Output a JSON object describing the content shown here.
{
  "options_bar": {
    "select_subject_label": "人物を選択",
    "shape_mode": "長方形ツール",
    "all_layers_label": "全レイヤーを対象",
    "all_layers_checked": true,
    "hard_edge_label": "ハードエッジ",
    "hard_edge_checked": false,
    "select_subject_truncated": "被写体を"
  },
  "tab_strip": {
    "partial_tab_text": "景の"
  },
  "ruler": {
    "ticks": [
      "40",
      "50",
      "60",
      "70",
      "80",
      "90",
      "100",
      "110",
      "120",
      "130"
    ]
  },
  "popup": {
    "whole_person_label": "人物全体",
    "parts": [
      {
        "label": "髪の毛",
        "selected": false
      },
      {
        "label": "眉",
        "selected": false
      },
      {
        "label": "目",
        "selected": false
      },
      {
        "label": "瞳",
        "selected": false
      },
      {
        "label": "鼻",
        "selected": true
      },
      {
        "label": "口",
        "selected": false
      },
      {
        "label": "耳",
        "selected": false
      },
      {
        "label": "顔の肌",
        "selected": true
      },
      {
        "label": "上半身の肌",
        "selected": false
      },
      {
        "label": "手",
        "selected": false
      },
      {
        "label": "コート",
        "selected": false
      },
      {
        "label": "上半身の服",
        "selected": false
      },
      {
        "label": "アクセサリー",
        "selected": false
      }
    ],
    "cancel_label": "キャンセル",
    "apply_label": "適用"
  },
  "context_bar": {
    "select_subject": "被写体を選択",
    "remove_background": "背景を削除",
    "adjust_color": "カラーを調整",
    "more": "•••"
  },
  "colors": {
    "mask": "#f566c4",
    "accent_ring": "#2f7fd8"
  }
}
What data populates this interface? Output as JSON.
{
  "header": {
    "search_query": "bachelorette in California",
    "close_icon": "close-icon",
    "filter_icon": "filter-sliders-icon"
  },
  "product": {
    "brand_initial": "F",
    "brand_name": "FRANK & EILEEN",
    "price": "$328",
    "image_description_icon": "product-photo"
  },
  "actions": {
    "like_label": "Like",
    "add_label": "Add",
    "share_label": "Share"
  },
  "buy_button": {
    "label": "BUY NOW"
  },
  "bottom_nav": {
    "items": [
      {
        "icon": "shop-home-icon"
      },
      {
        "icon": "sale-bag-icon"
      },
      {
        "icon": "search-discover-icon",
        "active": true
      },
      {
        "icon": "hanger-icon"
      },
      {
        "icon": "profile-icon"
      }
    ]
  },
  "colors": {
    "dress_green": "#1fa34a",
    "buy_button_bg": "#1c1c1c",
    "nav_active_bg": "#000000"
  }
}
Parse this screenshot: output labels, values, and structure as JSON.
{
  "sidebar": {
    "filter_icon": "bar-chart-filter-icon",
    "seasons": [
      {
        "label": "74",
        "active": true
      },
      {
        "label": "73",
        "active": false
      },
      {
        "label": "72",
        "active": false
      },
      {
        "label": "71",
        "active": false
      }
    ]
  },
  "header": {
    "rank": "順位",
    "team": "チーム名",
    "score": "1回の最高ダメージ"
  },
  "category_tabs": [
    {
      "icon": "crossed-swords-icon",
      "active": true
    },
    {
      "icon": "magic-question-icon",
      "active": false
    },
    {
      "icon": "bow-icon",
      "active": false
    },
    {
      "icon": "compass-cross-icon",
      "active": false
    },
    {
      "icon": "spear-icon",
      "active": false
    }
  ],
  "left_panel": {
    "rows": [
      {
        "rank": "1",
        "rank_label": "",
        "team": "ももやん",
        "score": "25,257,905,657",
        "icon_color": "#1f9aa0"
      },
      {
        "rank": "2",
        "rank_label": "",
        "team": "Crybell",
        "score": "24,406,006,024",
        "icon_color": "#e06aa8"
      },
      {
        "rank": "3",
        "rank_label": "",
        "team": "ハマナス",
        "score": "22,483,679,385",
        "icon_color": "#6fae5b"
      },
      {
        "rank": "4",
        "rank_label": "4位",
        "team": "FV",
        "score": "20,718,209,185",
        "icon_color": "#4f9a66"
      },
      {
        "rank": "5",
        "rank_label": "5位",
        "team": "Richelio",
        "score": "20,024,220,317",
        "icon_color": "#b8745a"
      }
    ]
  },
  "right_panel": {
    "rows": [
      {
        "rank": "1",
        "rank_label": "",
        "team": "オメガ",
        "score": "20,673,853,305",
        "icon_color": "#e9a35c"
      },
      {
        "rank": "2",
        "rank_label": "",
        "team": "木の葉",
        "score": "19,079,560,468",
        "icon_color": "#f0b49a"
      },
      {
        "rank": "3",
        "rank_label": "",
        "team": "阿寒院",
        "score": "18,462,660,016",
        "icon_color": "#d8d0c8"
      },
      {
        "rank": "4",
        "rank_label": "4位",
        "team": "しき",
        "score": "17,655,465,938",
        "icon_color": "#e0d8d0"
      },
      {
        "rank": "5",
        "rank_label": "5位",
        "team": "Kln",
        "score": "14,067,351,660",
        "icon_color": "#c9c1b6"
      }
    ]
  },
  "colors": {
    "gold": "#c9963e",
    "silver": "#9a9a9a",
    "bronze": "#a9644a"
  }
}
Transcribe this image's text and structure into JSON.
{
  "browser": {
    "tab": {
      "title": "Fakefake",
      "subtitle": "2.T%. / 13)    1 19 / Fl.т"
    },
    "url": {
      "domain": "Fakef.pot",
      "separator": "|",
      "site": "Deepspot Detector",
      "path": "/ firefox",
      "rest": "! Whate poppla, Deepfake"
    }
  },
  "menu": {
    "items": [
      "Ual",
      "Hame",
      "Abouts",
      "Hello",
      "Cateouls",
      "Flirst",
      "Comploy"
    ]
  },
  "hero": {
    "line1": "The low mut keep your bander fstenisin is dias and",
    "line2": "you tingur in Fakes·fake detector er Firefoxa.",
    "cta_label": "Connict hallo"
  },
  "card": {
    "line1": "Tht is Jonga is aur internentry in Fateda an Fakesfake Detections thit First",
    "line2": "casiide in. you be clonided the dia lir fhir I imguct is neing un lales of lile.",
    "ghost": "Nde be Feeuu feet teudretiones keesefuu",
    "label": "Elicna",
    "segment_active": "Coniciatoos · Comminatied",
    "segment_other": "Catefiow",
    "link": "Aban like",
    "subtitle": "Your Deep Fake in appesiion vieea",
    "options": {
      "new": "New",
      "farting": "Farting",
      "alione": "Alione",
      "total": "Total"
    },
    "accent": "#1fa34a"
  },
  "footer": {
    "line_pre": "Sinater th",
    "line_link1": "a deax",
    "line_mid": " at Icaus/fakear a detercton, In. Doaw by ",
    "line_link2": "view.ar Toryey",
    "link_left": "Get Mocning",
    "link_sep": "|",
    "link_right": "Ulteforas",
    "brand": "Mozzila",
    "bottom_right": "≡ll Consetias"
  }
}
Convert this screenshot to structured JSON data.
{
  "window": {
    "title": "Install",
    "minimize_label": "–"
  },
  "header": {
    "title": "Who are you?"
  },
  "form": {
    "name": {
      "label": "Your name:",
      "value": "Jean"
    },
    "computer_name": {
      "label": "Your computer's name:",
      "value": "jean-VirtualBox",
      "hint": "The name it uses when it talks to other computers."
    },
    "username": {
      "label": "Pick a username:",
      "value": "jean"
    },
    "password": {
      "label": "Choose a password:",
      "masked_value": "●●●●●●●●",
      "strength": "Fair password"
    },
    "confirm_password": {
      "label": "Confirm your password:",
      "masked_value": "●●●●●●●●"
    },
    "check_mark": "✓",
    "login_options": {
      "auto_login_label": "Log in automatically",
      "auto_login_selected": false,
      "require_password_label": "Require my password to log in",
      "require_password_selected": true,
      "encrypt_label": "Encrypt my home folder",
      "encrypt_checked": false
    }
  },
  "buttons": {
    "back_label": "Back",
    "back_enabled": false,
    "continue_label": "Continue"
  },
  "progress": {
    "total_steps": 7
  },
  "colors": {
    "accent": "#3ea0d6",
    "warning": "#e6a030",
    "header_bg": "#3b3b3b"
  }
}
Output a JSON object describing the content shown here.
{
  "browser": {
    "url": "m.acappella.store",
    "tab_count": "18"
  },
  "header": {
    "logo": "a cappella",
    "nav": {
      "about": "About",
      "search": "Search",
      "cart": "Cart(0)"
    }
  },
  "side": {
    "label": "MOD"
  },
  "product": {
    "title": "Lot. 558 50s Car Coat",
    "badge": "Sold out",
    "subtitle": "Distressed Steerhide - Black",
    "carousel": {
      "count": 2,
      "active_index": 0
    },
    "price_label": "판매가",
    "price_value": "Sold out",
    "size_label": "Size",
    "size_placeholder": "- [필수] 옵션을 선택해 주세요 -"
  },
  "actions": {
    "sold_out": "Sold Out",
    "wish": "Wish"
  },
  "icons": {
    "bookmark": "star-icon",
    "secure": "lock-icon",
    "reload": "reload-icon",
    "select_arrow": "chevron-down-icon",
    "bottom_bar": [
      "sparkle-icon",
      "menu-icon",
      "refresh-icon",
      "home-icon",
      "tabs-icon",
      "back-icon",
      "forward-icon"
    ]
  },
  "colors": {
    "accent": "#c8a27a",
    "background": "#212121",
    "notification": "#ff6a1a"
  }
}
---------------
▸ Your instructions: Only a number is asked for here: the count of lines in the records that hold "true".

▸ Response to the exercise: 7